Dataset rows for apps and sites
----------------

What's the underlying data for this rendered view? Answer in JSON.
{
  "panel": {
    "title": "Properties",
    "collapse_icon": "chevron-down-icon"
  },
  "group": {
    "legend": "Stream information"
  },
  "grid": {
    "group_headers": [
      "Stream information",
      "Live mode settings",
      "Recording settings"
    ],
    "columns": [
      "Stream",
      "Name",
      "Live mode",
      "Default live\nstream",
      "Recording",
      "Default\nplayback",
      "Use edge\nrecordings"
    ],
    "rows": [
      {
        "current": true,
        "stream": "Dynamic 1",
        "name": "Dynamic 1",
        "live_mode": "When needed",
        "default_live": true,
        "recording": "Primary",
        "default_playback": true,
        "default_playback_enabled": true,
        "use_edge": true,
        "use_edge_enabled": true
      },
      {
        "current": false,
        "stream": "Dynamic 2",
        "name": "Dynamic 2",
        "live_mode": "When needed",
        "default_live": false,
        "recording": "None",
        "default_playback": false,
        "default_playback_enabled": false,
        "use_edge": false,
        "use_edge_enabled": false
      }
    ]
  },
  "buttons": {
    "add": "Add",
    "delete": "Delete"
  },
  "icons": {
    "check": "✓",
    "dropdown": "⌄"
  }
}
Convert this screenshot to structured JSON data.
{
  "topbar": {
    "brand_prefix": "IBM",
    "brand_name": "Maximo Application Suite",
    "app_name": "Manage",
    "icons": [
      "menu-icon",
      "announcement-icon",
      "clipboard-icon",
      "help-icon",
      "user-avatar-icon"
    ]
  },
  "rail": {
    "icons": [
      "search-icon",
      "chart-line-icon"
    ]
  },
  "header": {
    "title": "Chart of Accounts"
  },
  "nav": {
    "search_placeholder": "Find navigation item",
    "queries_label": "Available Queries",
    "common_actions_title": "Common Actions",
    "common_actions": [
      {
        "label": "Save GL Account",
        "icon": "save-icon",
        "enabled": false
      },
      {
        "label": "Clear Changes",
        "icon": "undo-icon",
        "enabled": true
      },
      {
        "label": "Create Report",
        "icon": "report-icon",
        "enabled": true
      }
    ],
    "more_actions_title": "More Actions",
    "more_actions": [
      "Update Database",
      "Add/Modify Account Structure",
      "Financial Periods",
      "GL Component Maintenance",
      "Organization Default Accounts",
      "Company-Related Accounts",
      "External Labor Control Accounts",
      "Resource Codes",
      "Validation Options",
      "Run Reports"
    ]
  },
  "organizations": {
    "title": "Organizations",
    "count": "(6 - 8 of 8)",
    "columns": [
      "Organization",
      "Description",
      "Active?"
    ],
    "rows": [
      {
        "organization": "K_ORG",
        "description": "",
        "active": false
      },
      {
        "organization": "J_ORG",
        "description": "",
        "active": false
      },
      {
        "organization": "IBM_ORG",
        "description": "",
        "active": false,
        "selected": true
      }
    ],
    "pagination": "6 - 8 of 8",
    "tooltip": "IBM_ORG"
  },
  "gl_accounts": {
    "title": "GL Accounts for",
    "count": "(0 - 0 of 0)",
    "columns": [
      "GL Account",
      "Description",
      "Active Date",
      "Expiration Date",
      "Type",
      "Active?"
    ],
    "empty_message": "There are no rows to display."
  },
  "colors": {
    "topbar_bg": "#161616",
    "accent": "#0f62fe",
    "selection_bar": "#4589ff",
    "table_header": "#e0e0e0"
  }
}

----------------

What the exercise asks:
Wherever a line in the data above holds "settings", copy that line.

Reply to the exercise:
      "Live mode settings",
      "Recording settings"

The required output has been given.